  They rated him a 9.5 on a 10 point scale.

BA had a nice piece on him this year.  To give you a different perspective:
White was originally a righthanded batter until, at age 6, he wanted to emulate then-Braves outfielder Jason Heyward and try batting lefthanded, too. He stuck with switch-hitting for about four years and then went back to it as a teenager. Eventually, he developed into a power threat from both sides.

In his Rookie-level stint last summer, White hit .283/.356/.547. He showed 65-grade power, good baserunning skills and an average arm. He fit in nicely in a lineup that included fellow prep picks Brady House and Daylen Lile.

Between his work in the FCL, instructional league, minor league minicamp and minor league spring training, White has made progress in the field as well. He played both corner outfield spots this spring.

“He’s showing better outfield play and really improving all around,” Watson said.

First base could be another option for White in the future, but for now he’s a corner outfielder with a middle-of-the-order bat.

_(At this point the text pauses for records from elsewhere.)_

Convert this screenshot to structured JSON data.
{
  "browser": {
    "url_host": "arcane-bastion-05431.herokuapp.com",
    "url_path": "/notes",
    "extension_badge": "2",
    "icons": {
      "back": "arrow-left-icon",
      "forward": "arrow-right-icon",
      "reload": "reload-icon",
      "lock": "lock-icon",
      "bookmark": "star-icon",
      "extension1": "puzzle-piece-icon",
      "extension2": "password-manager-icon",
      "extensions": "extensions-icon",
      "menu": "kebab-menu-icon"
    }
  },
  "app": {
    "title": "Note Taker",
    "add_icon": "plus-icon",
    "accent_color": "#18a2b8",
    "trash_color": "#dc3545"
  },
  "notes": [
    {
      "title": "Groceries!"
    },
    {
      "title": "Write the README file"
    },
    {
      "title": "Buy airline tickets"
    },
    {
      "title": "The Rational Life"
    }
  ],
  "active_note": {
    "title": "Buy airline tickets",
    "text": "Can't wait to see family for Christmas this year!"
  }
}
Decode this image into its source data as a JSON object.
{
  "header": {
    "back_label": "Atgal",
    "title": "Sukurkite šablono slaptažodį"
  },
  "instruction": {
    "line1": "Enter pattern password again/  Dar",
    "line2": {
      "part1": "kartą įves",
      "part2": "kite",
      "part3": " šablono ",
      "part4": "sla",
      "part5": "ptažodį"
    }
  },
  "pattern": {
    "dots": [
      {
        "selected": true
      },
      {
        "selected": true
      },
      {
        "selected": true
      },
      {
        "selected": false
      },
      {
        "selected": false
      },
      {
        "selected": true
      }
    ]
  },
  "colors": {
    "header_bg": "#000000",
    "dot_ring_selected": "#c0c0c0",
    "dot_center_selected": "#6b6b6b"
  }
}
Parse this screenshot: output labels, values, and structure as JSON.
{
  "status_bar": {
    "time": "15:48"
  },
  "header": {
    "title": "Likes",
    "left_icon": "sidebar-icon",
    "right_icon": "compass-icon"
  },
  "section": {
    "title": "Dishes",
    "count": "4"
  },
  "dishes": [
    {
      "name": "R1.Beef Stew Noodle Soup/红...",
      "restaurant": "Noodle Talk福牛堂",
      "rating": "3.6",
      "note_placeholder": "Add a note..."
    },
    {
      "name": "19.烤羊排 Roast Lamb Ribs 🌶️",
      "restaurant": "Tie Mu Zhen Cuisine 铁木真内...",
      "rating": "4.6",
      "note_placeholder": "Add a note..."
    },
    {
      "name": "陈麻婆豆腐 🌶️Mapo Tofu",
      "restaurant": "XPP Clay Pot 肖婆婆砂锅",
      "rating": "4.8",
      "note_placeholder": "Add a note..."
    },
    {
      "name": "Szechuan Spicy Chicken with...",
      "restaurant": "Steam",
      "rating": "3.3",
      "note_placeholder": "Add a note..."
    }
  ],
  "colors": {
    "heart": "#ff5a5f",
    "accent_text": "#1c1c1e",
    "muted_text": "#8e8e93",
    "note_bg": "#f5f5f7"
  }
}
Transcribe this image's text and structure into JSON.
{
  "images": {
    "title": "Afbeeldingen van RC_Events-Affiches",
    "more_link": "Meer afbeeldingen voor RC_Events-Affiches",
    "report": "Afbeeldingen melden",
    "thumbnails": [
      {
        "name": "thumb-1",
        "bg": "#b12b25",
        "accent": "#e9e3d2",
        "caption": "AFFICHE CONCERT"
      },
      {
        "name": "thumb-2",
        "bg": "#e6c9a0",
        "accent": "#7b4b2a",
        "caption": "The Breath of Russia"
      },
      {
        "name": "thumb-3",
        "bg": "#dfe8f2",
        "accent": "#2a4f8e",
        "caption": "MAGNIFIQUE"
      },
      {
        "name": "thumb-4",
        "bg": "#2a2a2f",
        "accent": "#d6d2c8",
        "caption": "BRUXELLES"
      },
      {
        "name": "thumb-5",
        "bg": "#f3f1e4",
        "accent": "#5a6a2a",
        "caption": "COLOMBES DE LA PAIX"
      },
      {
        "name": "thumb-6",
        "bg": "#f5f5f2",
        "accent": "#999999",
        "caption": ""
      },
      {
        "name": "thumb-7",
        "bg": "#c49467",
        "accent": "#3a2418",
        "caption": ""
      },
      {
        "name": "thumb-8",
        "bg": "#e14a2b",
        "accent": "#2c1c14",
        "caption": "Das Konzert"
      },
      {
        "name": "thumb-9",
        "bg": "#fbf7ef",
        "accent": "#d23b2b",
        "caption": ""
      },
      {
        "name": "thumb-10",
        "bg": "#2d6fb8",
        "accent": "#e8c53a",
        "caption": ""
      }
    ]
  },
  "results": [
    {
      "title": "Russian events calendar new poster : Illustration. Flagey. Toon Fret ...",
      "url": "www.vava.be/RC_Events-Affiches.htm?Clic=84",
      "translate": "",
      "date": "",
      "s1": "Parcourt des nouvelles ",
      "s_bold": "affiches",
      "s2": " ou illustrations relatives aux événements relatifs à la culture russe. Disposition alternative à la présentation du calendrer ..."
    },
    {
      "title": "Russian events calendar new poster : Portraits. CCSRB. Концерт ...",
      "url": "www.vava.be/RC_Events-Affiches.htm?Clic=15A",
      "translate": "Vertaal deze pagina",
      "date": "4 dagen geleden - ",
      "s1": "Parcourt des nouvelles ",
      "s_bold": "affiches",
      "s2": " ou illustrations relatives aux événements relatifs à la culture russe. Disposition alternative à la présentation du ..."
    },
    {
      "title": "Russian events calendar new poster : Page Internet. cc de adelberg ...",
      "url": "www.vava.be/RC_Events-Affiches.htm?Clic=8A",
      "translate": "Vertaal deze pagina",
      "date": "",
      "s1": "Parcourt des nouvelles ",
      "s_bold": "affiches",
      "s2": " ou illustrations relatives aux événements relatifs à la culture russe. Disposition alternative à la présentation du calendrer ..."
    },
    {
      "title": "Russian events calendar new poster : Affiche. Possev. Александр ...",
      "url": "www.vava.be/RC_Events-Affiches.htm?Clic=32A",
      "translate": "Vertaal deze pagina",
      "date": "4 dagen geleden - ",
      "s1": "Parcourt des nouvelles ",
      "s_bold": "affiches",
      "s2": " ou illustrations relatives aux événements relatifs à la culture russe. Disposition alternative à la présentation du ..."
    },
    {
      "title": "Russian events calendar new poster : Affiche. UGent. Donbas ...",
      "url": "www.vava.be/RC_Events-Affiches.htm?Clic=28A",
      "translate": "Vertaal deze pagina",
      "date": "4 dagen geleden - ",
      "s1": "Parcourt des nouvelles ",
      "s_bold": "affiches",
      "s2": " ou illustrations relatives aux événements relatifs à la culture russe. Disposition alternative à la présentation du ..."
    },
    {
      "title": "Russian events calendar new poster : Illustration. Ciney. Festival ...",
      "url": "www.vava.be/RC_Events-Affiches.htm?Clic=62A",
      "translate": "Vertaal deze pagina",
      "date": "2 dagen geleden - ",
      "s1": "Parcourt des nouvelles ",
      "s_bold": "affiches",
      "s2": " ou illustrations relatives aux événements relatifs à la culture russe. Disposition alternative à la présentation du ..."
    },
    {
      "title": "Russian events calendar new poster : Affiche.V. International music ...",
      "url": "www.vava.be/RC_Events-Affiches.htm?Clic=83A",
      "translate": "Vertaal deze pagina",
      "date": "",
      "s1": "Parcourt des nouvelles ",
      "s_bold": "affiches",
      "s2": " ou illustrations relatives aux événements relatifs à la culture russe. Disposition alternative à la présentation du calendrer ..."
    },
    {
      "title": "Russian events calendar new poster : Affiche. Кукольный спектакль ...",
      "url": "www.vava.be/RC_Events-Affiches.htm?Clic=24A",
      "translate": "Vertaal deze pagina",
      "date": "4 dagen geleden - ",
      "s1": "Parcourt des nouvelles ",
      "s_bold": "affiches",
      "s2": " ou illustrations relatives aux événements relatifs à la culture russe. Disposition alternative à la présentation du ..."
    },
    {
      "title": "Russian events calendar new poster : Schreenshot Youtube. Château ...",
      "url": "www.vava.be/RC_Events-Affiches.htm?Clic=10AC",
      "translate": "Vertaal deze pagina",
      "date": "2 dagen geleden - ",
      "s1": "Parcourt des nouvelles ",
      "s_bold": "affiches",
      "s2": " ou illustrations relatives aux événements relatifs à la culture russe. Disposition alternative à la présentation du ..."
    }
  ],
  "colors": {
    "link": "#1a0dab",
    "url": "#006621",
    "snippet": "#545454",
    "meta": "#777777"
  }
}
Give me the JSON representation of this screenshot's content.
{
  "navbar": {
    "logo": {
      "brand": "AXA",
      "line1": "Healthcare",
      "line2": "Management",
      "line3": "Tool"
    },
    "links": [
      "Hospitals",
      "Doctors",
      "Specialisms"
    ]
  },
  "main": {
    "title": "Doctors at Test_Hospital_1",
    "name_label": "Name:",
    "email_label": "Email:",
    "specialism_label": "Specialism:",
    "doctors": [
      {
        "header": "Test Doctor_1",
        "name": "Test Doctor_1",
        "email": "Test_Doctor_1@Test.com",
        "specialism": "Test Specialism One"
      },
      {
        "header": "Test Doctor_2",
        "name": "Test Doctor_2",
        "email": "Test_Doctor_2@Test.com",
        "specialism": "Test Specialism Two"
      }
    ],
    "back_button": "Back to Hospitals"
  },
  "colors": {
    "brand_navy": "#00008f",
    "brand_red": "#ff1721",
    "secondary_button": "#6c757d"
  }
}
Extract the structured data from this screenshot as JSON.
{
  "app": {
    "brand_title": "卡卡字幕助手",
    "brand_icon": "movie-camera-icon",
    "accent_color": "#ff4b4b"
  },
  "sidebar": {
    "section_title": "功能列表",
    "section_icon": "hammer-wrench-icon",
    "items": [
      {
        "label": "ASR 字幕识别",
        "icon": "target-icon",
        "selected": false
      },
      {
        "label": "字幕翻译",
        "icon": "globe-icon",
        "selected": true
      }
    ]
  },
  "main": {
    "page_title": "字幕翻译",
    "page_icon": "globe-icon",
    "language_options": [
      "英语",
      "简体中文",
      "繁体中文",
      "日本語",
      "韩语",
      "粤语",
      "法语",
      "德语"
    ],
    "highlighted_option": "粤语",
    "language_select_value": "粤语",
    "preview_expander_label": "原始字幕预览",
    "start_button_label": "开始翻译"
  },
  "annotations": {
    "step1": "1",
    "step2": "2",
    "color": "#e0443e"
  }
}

Had a nice debut at the Florida complex league last year - 59 PAs, .283/.356/.547, 4 HR.  Tried him a bit it right but played mostly LF, where he's playing now in Fredericksburg. 

The twitter link has a nice picture of him next to Brady House in uniform, backs to the camera - "White" "House."

There was a nice piece in the WaPo profiling him and talking about Darryl Lile and House as well.
Of their first 10 selections, seven were position players, four were outfielders and three of the top five were teenagers, plucked straight out of high school to join the start of a rebuild.

And within each of those groups was T.J. White, the switch-hitting corner outfielder from South Carolina. A fifth-round pick and recent Dorman High School grad, White had just turned 18 when he reported to West Palm Beach, Fla., in August. For the Nationals, it was settling to watch him and Brady House (shortstop, first round) produce right away in the Florida Complex League, with White posting a batting average/on-base percentage/slugging percentage slash line of .283/.356/.547 in 59 plate appearances. House, not to be outdone, slashed .322./394/.576, tying White with four homers in his 66 plate appearances.

Daylen Lile, an outfielder and their second-round choice, also flashed his potential and patience at the plate. The hope is that, in time, House, Lile and White either take off or fill the cracks of a system trying to claw toward average before setting its sights on good. Reflecting on the rush of professional experience, White pointed to House and Lile as a support system, his best friends and the healthy competition that pushes him, all in one.
“One thing that always stood out with T.J. is that he and his family wanted the honest truth of what he needed to fix to get better,” [high school coach] Jolly said. “We told him to gain some speed and work on his footwork in the outfield, and what happened? He checked both boxes. Because them asking us for tips and feedback was genuine. They really wanted to hear it because he had big goals.”